What you should do -
Report each line of the data below in which "group" appears.

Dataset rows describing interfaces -
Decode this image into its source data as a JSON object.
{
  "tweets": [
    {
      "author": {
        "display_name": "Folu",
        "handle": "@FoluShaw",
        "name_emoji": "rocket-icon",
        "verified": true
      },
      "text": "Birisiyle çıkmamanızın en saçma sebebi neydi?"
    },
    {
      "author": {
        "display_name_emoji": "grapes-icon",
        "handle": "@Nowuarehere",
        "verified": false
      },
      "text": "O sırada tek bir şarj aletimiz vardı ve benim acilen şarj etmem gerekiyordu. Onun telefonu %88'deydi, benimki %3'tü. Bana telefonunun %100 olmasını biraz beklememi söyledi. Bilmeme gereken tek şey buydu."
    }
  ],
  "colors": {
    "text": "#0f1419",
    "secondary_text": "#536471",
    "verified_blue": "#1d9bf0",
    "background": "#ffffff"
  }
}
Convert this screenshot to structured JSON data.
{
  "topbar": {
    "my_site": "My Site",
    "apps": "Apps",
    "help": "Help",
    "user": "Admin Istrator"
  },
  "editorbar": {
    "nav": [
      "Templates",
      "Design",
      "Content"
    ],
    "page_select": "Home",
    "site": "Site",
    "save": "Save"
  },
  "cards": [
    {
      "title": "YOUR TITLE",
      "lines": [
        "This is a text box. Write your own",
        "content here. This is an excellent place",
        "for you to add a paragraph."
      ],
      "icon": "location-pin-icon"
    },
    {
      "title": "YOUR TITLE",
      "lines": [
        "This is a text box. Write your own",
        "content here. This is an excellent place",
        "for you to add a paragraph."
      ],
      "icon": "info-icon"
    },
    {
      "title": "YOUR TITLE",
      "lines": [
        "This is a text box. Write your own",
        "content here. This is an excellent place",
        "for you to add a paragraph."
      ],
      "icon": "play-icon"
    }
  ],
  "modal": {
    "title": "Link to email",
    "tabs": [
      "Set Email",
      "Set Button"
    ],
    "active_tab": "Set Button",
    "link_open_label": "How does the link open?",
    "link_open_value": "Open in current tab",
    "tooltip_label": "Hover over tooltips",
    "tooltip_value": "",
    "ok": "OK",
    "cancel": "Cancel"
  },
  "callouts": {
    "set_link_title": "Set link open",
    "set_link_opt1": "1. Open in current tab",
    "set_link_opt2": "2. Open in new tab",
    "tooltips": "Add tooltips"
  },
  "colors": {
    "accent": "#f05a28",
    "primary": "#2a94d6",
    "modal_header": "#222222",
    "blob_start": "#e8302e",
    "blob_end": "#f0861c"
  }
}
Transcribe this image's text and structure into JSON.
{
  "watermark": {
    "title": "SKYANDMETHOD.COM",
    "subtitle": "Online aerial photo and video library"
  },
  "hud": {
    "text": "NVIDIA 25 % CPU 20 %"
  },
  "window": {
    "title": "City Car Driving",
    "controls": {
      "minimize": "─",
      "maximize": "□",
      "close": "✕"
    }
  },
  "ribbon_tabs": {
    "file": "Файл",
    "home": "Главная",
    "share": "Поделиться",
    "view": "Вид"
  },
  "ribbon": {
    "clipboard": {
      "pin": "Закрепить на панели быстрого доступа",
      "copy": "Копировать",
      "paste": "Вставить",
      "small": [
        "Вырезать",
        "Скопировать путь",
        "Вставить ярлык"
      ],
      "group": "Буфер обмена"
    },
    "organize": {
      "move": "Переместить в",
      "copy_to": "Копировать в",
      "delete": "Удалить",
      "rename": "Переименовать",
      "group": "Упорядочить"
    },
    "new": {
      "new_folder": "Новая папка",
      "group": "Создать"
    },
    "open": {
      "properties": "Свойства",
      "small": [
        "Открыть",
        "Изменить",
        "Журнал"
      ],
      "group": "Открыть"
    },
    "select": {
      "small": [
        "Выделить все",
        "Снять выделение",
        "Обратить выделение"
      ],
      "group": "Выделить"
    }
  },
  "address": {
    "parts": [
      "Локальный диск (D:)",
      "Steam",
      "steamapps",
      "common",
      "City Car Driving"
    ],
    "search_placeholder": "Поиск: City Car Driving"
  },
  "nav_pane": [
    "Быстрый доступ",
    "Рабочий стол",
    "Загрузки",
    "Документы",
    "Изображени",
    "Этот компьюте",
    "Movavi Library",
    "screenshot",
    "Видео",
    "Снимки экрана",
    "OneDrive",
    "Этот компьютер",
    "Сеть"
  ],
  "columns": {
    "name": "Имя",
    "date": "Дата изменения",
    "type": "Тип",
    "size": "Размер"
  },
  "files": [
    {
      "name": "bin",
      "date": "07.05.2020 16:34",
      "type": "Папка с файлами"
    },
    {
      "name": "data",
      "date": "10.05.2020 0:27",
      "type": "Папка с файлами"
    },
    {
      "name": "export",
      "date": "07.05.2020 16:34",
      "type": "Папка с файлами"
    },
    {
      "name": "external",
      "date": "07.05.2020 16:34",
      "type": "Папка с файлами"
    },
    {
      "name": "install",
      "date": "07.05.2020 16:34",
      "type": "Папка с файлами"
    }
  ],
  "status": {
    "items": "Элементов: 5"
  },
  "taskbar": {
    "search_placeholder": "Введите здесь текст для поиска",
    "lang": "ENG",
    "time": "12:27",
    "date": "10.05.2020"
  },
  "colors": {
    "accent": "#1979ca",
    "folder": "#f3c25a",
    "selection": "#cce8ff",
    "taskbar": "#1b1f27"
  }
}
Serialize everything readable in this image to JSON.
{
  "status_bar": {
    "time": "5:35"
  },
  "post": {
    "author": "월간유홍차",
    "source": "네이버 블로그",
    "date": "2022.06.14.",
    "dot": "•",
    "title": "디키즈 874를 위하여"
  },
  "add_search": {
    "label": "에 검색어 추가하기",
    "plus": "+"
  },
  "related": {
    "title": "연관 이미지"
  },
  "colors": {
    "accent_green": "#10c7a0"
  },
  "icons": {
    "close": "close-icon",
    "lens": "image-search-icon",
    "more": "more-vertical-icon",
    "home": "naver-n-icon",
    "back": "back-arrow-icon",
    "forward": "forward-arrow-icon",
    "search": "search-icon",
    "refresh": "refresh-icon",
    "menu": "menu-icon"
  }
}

The answer -
      "group": "Буфер обмена"
      "group": "Упорядочить"
      "group": "Создать"
      "group": "Открыть"
      "group": "Выделить"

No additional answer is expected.